To say that society itself is broken suggests that it is a general condition, something identifiable anywhere and everywhere in the country. There are many social ills in Britain but I cannot agree with David Cameron that this points to a Broken Society. Yes, there are problems in 21st Century Britain and one has only to glance at the newspapers to read of another terrible and tragic stabbing or to read shocking statistics about the constituency of Glasgow East which featured in Mr Cameron’s ‘broken society by-election.’ To find out that in the largest city in Scotland and the third largest in Britain there are areas which have life expectancies lower than the Gaza Strip is disgraceful. But to take a variety of independent social ills and to concoct a view that our very country is rotting seems to me to be exaggeration and hysteria.

Extreme cases are small and scarce compared to the vastness of this country. There are definitely problems that need to be fixed and there is no underestimating knife crime and muggings.

A lot of the reasons Cameron has cited for social problems including knife crime, such as family breakdown, welfare dependency, debt, drugs, poverty, poor policing, inadequate housing, and failing schools I would agree with, but he goes on to say, ‘it is a thread that goes deeper, as we see a society that is in danger of losing its sense of personal responsibility, social responsibility, common decency and, yes, even public morality.’ This is where I disagree. Instead of ‘a society’ he should say ‘some people’.

To say that 21st Century Britain seems to be exclusively broken and damaged forgets history. Cameron ignores the sexist, racial and class inequalities of the past, inequalities that were spurred on by society itself, hegemonic because of all the traditions and dogma of older days. That is not to denigrate older generations but it seems that the eternal lament ‘it was better in the old days’ comes into it all? Were there not the drug and sex filled hippy years of the sixties and seventies? Wasn’t there the ruthless individualism of the Thatcher shaped Eighties? Wasn’t there the hilarious back-to-basics campaign led by John Major in the Nineties?
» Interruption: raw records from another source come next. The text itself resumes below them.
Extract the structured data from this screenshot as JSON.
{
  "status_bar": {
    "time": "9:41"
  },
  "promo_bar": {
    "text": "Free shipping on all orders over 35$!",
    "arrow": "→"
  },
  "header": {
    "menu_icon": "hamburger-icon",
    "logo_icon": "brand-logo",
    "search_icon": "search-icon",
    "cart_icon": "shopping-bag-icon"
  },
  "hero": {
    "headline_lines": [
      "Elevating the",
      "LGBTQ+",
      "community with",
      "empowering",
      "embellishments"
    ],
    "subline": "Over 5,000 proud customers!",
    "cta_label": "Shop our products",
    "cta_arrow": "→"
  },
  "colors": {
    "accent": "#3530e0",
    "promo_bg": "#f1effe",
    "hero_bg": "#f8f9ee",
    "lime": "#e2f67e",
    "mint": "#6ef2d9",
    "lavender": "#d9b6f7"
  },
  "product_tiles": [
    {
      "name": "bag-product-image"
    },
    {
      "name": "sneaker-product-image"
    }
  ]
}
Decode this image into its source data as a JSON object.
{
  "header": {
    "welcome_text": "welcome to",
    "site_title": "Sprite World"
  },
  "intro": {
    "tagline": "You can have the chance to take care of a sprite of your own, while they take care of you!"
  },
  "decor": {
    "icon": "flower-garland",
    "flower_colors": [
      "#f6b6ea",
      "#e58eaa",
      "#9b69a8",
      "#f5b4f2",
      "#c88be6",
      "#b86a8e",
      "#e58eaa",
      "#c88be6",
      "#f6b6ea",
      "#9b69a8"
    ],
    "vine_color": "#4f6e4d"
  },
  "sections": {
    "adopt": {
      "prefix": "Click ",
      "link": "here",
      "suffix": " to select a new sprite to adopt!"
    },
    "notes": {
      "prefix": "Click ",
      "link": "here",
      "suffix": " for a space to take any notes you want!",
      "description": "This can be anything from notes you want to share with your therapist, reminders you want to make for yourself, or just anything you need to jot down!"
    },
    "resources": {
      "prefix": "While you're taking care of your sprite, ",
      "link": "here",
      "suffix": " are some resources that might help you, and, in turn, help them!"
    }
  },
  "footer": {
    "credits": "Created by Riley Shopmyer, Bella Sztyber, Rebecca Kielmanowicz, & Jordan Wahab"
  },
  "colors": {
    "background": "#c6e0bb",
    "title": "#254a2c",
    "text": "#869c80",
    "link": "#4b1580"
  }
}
Our society is definitely flawed. To compare it to a piece of rope it is frayed but not broken. We must get to work to try and right these wrongs but we should not get overly hysterical and claim that the whole country is falling apart. There are problems, but there have always been problems and to claim that this contemporary period is exclusively broken or our society is in some disastrous state seems to me to be slightly over the top. Cameron is right to emphasise these issues and highlight the terrible poverty, violence, obesity and drug abuse that pock mark the nation but we must not forget that the overwhelming majority of people have their morality, personal responsibility, common decency and social responsibly intact, and not broken. It is an insult to suggest otherwise.